Price is often the number one focus in mergers and acquisitions and everyone is eager to get down to the numbers.
However, as you might expect, buyers and sellers have very different expectations on price, which can lead to friction between the two parties. On the one hand, most sellers plan to offer their business to the highest bidder while buyers are looking for a cheap deal. Given the opposite viewpoints, it can be difficult to broach the issue of price and come to an agreement.
The best way to bridge this gap is to make sure you don’t focus on price as a primary driver for the acquisition. Before you even begin talking about dollars and cents, you should make sure the deal makes sense. Initially you should communicate the strategic value of why an acquisition between your two companies makes sense. This is a critical step, especially when approaching owners of not-for-sale companies. Aligning your vision with the owner’s vision prior to even discussion the details of a potential deal (such as price or deal structure) is paramount.
Once you’ve achieved strategic alignment and you begin negotiations, you must think about what you can offer an owner in addition to price that will convince him or her to sell to you. Money is a strong motivator, but it’s not the only motivator. As a buyer, you must identify the nonfinancial factors in addition to price that will motivate an owner to sell. Understanding the owner’s psychology is key to building a mutually beneficial deal.
Owners do sell their businesses for many reasons other than high price including:
- Age – They may want to retire and are burned out
- Family – They may have no heir to take over the business or their spouse may be nagging them to retire
- Insecurity and risk – Selling now while the business is performing well may mitigate their risk
- Excitement – They simply are excited to be considered for acquisition, because of the prestige or a possible financial windfall

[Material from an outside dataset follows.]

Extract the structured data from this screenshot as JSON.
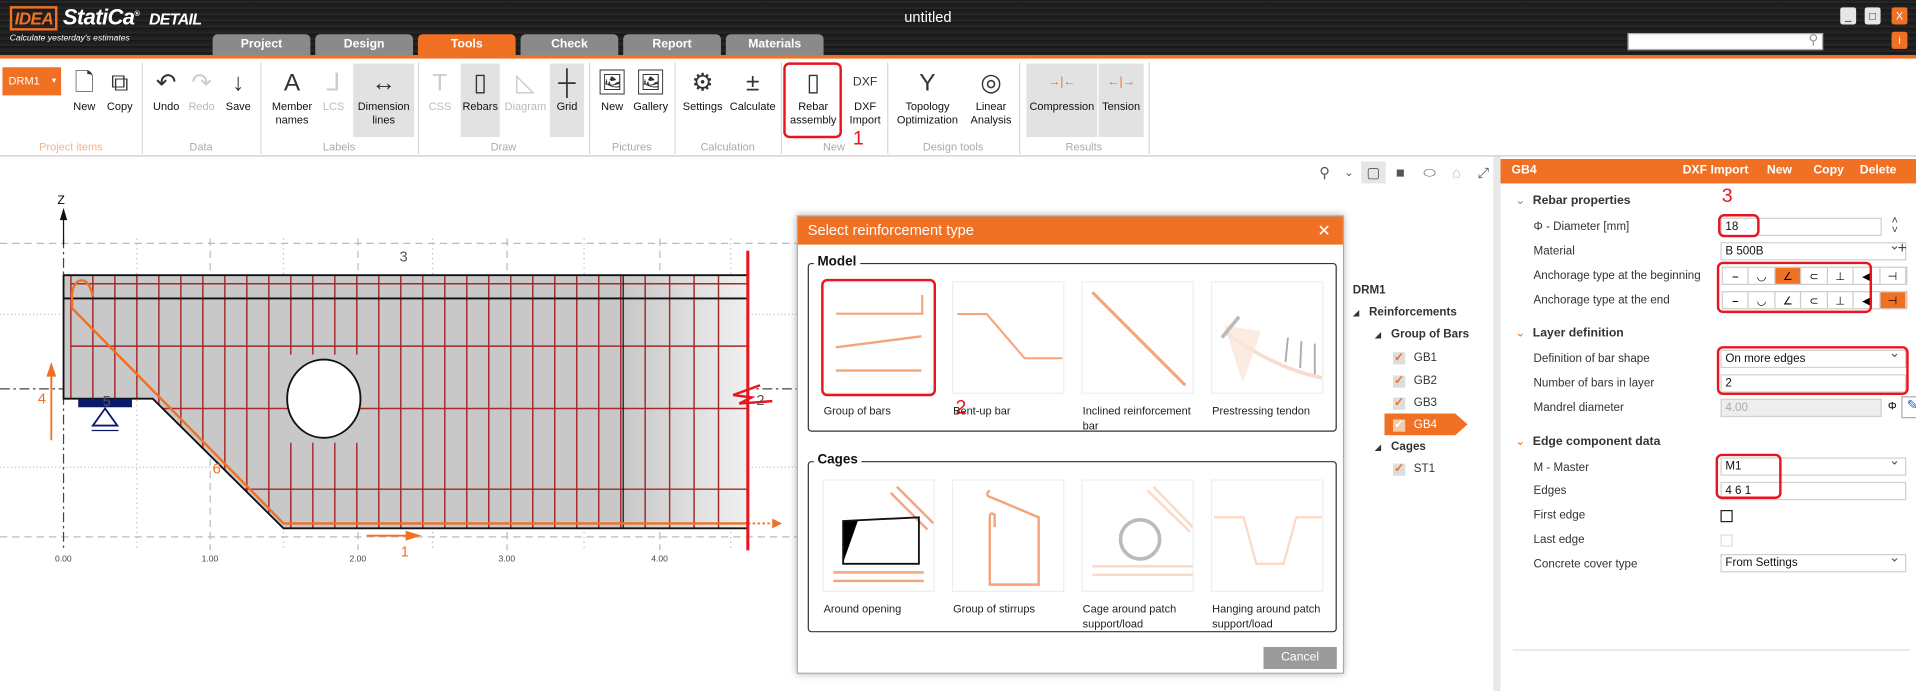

Achieving strategic alignment before discussing price as well as identifying the issues that matter the most to the owner can help you bridge the gap between your number and theirs. When you approach owners with a complete understanding of all the different factors that are important to them – age, community, family, financial, and risk – you increase your chances of building a successful acquisition.